Please copy every line of the data in which the string "Microsoft" appears.

─── Data

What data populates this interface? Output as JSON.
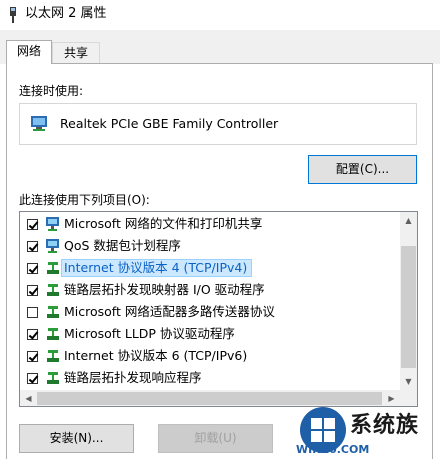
{
  "window": {
    "title": "以太网 2 属性"
  },
  "tabs": [
    {
      "label": "网络",
      "active": true
    },
    {
      "label": "共享",
      "active": false
    }
  ],
  "connect_using": {
    "label": "连接时使用:",
    "adapter": "Realtek PCIe GBE Family Controller",
    "configure_button": "配置(C)..."
  },
  "items": {
    "label": "此连接使用下列项目(O):",
    "list": [
      {
        "text": "Microsoft 网络的文件和打印机共享",
        "checked": true,
        "icon": "network-client-icon"
      },
      {
        "text": "QoS 数据包计划程序",
        "checked": true,
        "icon": "network-client-icon"
      },
      {
        "text": "Internet 协议版本 4 (TCP/IPv4)",
        "checked": true,
        "icon": "protocol-icon",
        "selected": true
      },
      {
        "text": "链路层拓扑发现映射器 I/O 驱动程序",
        "checked": true,
        "icon": "protocol-icon"
      },
      {
        "text": "Microsoft 网络适配器多路传送器协议",
        "checked": false,
        "icon": "protocol-icon"
      },
      {
        "text": "Microsoft LLDP 协议驱动程序",
        "checked": true,
        "icon": "protocol-icon"
      },
      {
        "text": "Internet 协议版本 6 (TCP/IPv6)",
        "checked": true,
        "icon": "protocol-icon"
      },
      {
        "text": "链路层拓扑发现响应程序",
        "checked": true,
        "icon": "protocol-icon"
      }
    ]
  },
  "buttons": {
    "install": "安装(N)...",
    "uninstall": "卸载(U)"
  },
  "watermark": {
    "brand": "系统族",
    "url": "WIN10.COM"
  },
  "colors": {
    "selection_bg": "#cce8ff",
    "selection_text": "#0b62c6",
    "focus_border": "#0078d7"
  }
}
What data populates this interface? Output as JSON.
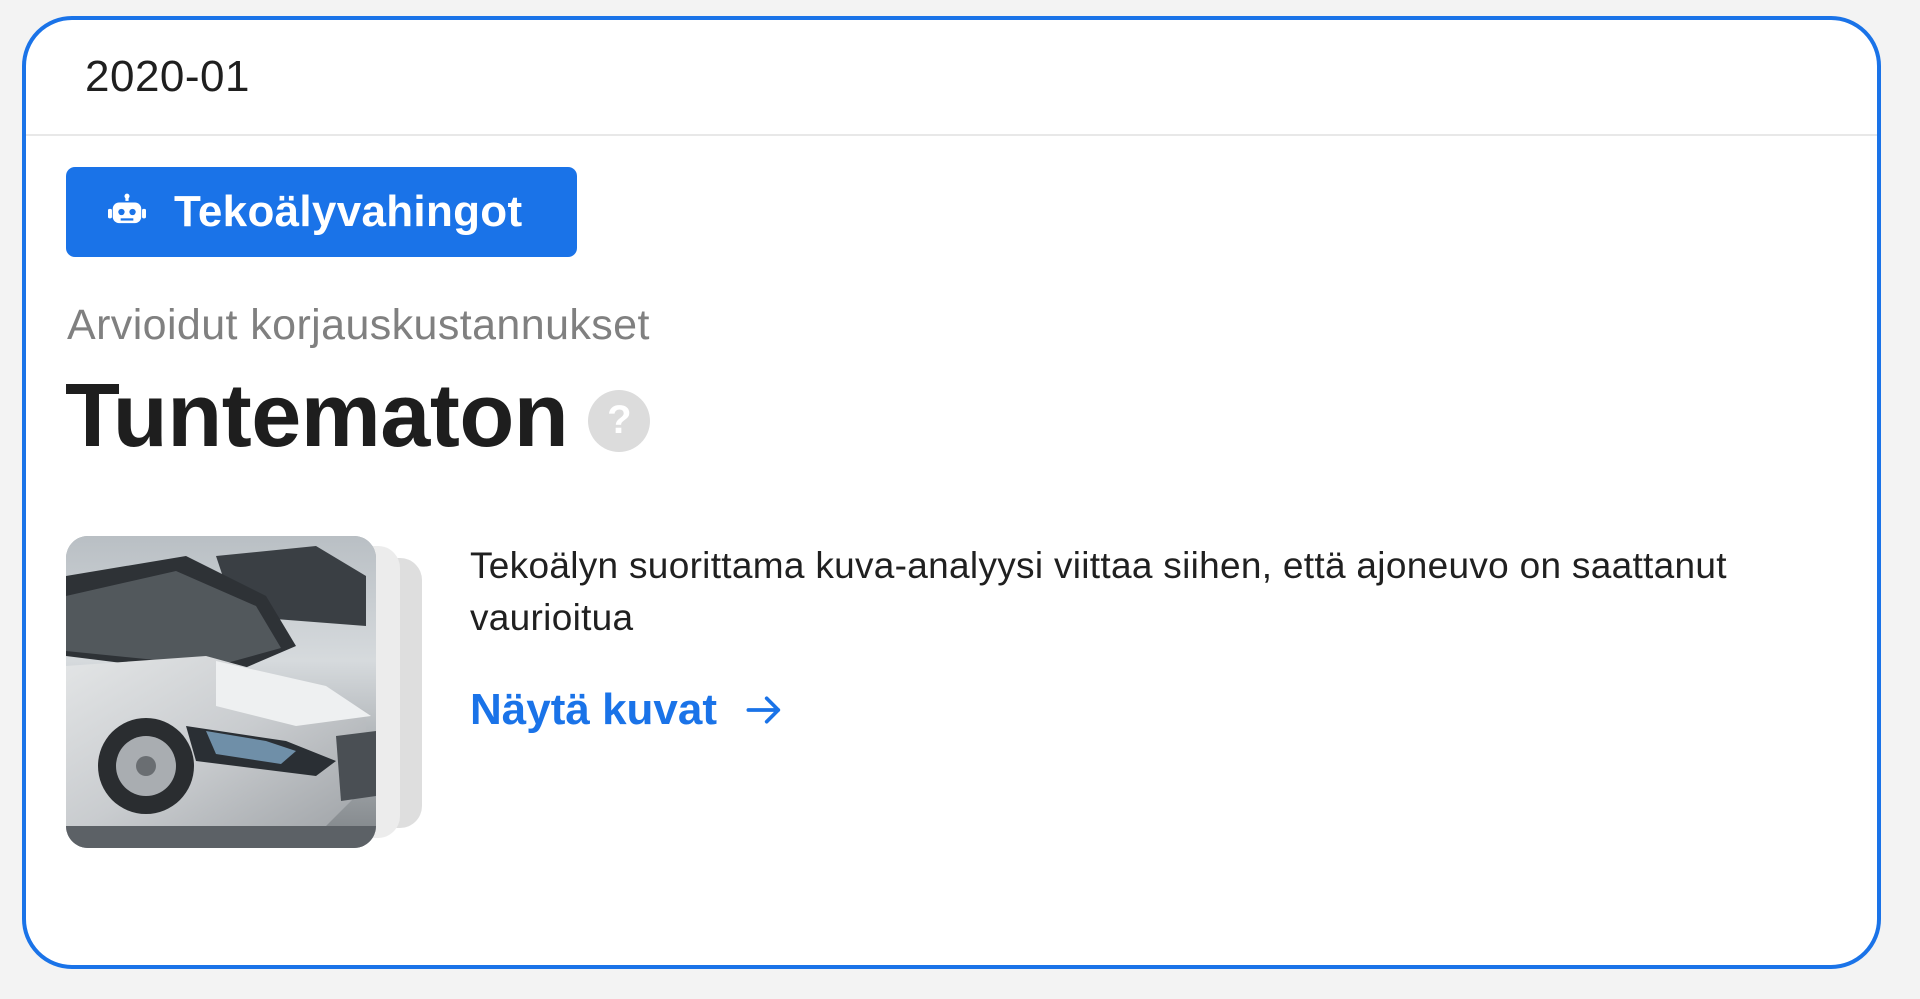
{
  "card": {
    "date": "2020-01",
    "ai_badge": {
      "icon": "robot-icon",
      "label": "Tekoälyvahingot"
    },
    "estimate_label": "Arvioidut korjauskustannukset",
    "estimate_value": "Tuntematon",
    "help_icon": "question-mark-icon",
    "photo": {
      "icon": "car-damage-photo"
    },
    "description": "Tekoälyn suorittama kuva-analyysi viittaa siihen, että ajoneuvo on saattanut vaurioitua",
    "link": {
      "label": "Näytä kuvat",
      "icon": "arrow-right-icon"
    }
  },
  "colors": {
    "accent": "#1a73e8",
    "muted_text": "#808080",
    "help_icon_bg": "#dcdcdc"
  }
}
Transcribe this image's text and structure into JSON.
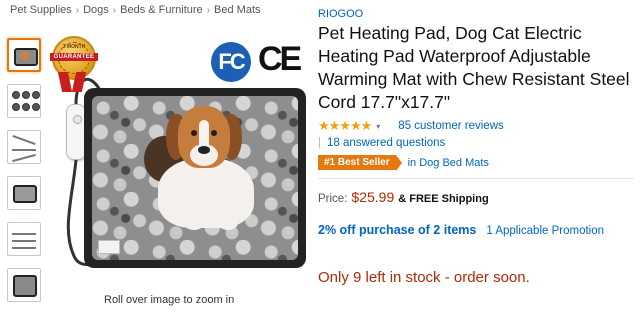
{
  "breadcrumb": [
    "Pet Supplies",
    "Dogs",
    "Beds & Furniture",
    "Bed Mats"
  ],
  "breadcrumb_separator": "›",
  "image": {
    "badge_top": "3 MONTH",
    "badge_text": "GUARANTEE",
    "fc_mark": "FC",
    "ce_mark": "CE",
    "zoom_hint": "Roll over image to zoom in"
  },
  "product": {
    "brand": "RIOGOO",
    "title": "Pet Heating Pad, Dog Cat Electric Heating Pad Waterproof Adjustable Warming Mat with Chew Resistant Steel Cord 17.7\"x17.7\"",
    "stars": "★★★★★",
    "rating_caret": "▾",
    "reviews": "85 customer reviews",
    "answered_sep": "|",
    "answered": "18 answered questions",
    "bestseller_badge": "#1 Best Seller",
    "bestseller_category": "in Dog Bed Mats",
    "price_label": "Price:",
    "price": "$25.99",
    "shipping": "& FREE Shipping",
    "promo": "2% off purchase of 2 items",
    "promo_link": "1 Applicable Promotion",
    "stock": "Only 9 left in stock - order soon."
  },
  "colors": {
    "link": "#0066c0",
    "price": "#b12704",
    "bestseller": "#e47911",
    "star": "#f0a012"
  }
}
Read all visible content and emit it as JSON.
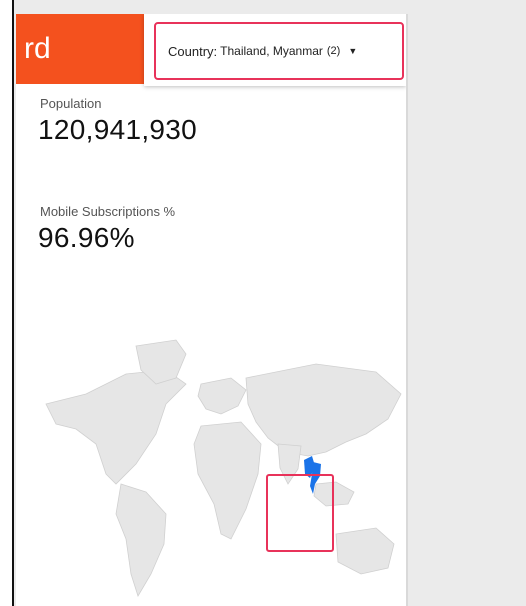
{
  "header": {
    "title_fragment": "rd"
  },
  "filter": {
    "label": "Country",
    "value": "Thailand, Myanmar",
    "count": "(2)"
  },
  "metrics": [
    {
      "label": "Population",
      "value": "120,941,930"
    },
    {
      "label": "Mobile Subscriptions %",
      "value": "96.96%"
    }
  ],
  "colors": {
    "brand": "#f4511e",
    "highlight": "#e8325a",
    "map_selected": "#1a73e8",
    "map_land": "#e6e6e6"
  }
}
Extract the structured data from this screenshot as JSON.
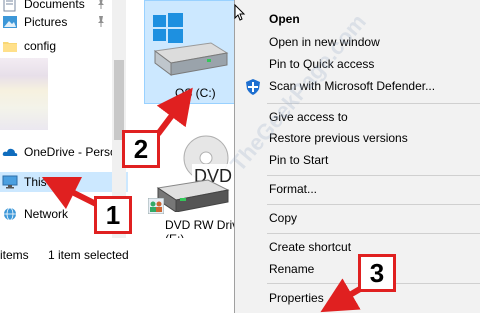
{
  "nav": {
    "items": [
      {
        "label": "Documents",
        "icon": "documents-icon",
        "pinned": true
      },
      {
        "label": "Pictures",
        "icon": "pictures-icon",
        "pinned": true
      },
      {
        "label": "config",
        "icon": "folder-icon",
        "pinned": false
      },
      {
        "label": "OneDrive - Persor",
        "icon": "onedrive-icon",
        "pinned": false
      },
      {
        "label": "This PC",
        "icon": "computer-icon",
        "selected": true
      },
      {
        "label": "Network",
        "icon": "network-icon",
        "pinned": false
      }
    ]
  },
  "main": {
    "drive_c_label": "OS (C:)",
    "dvd_label_line1": "DVD RW Drive",
    "dvd_label_line2": "(E:)",
    "dvd_disc_text": "DVD"
  },
  "status": {
    "items_text": "items",
    "selected_text": "1 item selected"
  },
  "context_menu": {
    "items": [
      "Open",
      "Open in new window",
      "Pin to Quick access",
      "Scan with Microsoft Defender...",
      "Give access to",
      "Restore previous versions",
      "Pin to Start",
      "Format...",
      "Copy",
      "Create shortcut",
      "Rename",
      "Properties"
    ]
  },
  "annotations": {
    "step1": "1",
    "step2": "2",
    "step3": "3",
    "arrow_color": "#e02020"
  },
  "watermark": "TheGeekPage.com"
}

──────

Output of the exercise
        "text": "Microsoft 网络的文件和打印机共享",
        "text": "Microsoft 网络适配器多路传送器协议",
        "text": "Microsoft LLDP 协议驱动程序",
      "Scan with Microsoft Defender...",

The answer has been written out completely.